++++ Provided data
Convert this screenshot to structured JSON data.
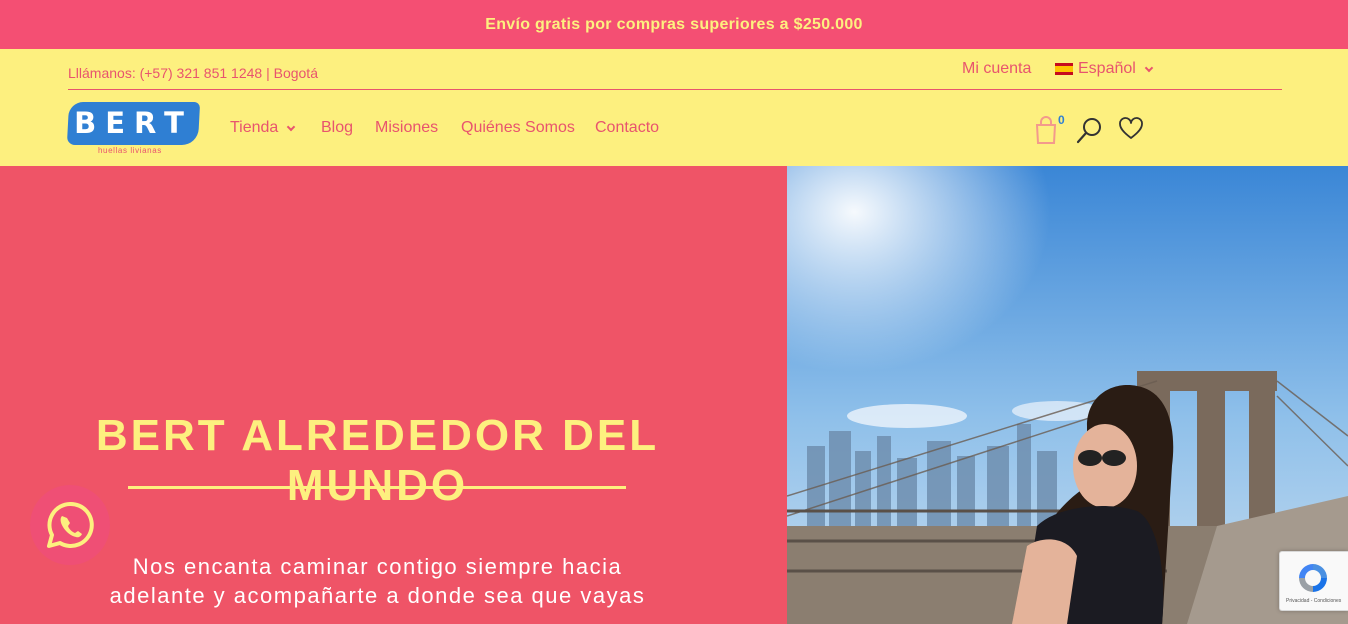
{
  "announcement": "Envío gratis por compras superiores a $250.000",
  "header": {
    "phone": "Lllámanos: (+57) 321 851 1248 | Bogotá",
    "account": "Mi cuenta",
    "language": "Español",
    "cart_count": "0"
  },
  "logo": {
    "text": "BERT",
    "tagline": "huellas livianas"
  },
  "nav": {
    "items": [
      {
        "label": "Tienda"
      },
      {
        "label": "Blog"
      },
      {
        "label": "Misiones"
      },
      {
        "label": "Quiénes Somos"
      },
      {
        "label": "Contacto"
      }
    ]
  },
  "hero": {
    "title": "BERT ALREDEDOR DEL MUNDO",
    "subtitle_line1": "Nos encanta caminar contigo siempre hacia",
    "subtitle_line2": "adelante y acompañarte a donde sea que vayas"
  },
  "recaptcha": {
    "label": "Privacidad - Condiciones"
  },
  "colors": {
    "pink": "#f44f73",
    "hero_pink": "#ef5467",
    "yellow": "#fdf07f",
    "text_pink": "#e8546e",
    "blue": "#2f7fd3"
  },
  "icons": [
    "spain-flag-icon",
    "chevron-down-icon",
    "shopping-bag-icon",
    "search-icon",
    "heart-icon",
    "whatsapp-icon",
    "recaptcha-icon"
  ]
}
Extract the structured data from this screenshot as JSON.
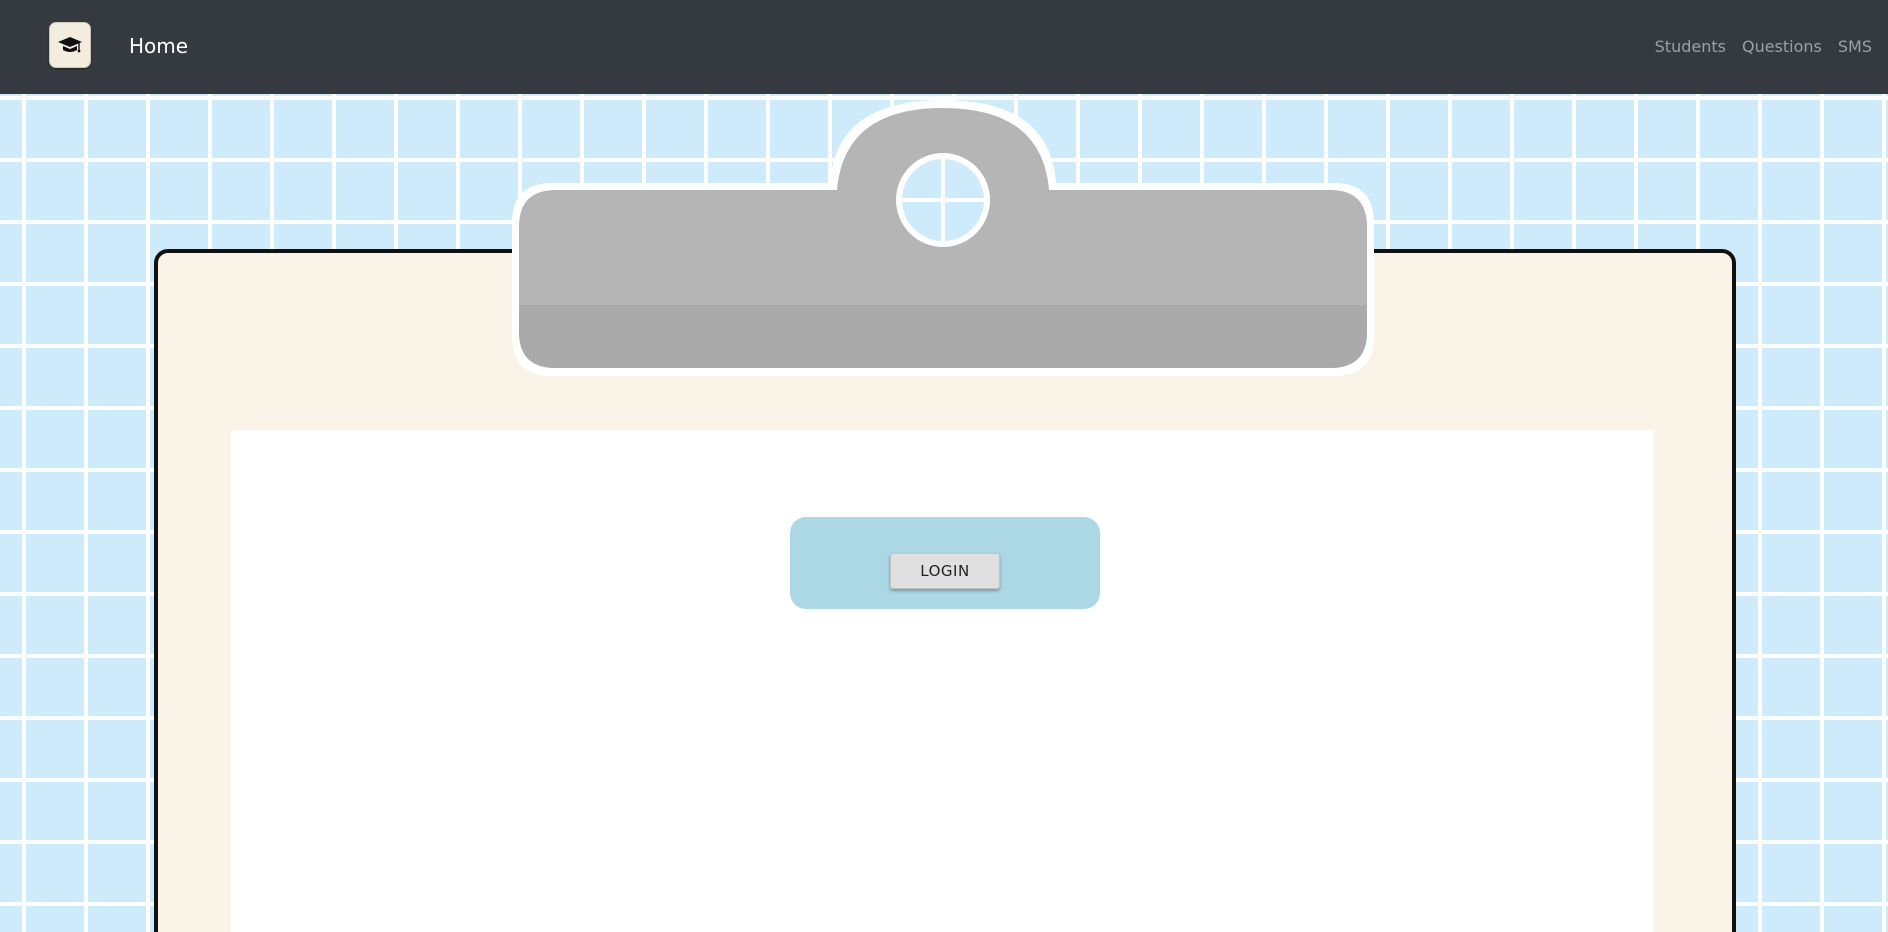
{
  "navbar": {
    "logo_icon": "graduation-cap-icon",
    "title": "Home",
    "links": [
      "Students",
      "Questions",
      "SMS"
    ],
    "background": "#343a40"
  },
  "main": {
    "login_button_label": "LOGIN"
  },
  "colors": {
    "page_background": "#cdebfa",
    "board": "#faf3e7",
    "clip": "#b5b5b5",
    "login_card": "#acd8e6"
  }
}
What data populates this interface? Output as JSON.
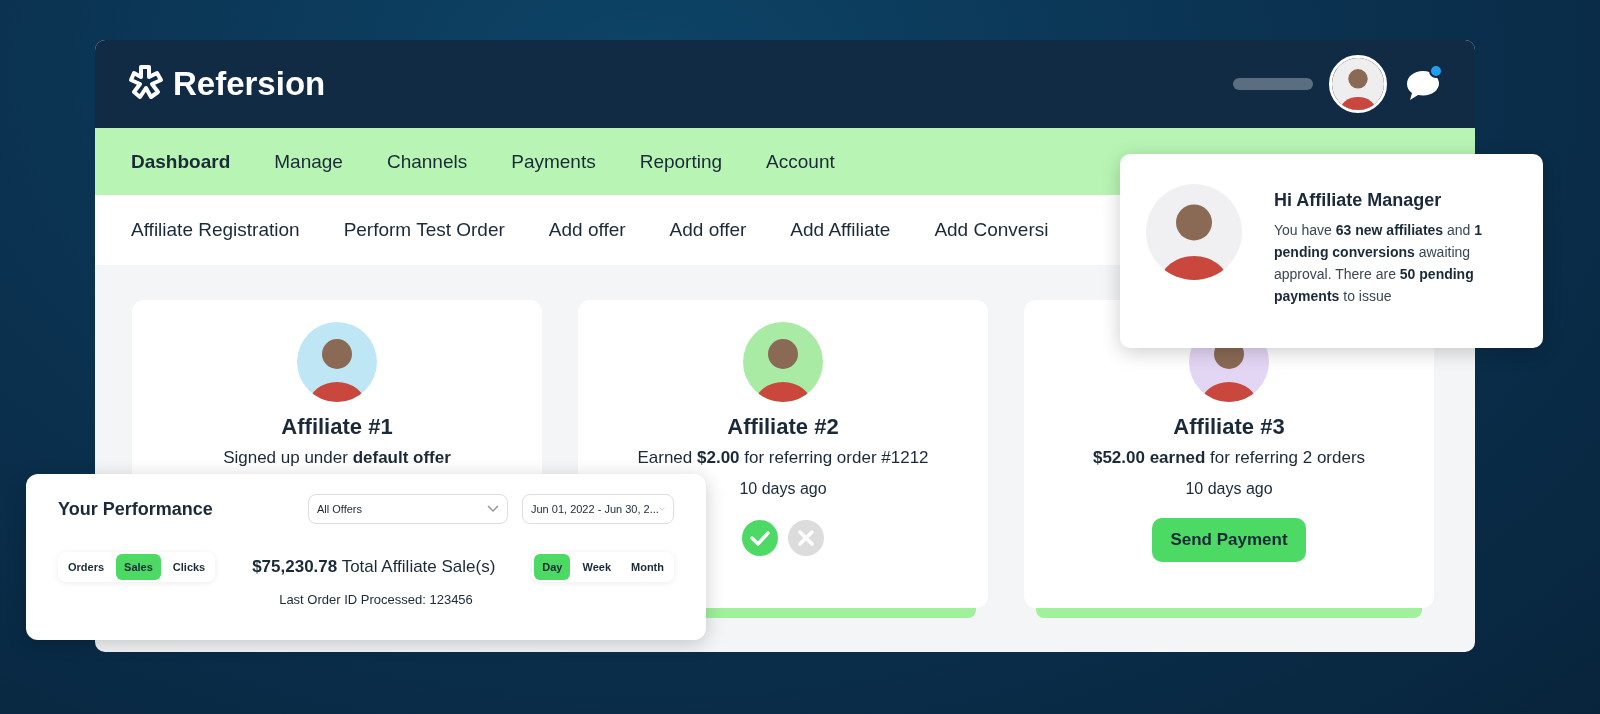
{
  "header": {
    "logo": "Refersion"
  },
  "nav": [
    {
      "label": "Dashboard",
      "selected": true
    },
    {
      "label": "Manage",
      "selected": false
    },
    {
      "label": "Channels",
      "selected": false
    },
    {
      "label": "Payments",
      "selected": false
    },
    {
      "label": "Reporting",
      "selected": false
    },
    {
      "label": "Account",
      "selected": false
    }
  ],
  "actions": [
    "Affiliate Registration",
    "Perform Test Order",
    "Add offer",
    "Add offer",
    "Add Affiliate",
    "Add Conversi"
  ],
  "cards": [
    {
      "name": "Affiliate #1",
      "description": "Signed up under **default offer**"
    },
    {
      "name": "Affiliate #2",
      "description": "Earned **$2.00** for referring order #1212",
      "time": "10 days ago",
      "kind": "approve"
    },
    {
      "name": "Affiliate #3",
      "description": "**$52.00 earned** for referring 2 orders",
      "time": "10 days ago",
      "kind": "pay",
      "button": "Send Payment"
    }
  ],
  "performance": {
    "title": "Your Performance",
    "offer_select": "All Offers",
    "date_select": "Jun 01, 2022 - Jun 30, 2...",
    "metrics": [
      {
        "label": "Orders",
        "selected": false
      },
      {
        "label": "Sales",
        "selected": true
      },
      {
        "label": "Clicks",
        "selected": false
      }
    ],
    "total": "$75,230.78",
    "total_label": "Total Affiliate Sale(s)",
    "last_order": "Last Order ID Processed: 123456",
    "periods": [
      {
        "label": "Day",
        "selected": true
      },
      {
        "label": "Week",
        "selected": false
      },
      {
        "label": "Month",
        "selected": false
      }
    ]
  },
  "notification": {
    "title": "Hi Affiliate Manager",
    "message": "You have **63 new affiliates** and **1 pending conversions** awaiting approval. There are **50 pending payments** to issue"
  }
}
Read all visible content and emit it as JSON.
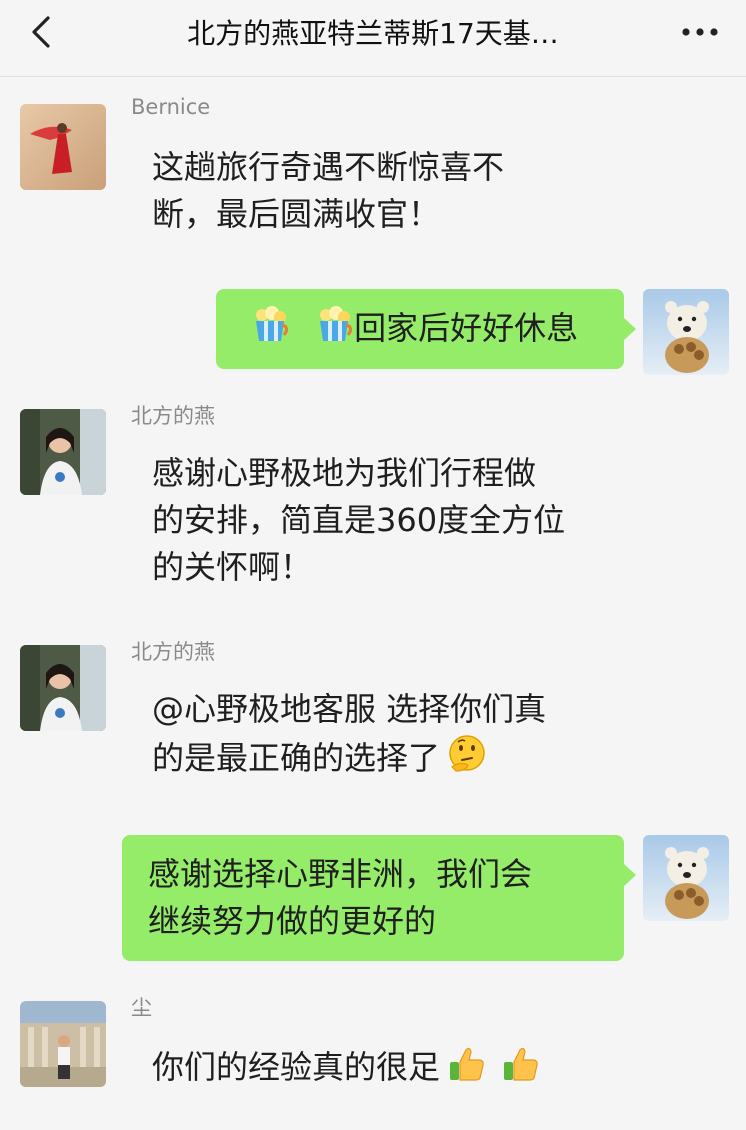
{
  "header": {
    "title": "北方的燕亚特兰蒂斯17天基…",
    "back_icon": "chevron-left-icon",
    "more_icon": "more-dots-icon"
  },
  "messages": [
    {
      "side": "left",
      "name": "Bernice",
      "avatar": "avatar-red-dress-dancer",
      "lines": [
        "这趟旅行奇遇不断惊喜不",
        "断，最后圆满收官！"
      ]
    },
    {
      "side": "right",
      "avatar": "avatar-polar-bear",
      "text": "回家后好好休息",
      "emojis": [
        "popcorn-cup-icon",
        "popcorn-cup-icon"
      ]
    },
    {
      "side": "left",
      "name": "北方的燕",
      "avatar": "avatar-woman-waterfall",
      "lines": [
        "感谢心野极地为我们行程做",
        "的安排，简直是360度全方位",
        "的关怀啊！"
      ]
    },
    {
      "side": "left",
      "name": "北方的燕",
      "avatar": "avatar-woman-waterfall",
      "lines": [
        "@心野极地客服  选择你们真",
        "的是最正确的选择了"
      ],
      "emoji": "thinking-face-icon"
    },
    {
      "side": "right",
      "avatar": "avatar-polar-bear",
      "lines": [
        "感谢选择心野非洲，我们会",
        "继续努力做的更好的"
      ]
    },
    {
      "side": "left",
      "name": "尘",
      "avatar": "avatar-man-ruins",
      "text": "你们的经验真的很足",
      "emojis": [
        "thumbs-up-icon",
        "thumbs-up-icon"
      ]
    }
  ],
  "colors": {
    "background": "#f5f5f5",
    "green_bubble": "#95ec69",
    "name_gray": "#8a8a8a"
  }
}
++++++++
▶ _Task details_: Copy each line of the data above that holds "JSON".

▶ _Response to the exercise_:
Convert this screenshot to structured JSON data.
Extract the structured data from this screenshot as JSON.
What data populates this interface? Output as JSON.
Read all visible content and emit it as JSON.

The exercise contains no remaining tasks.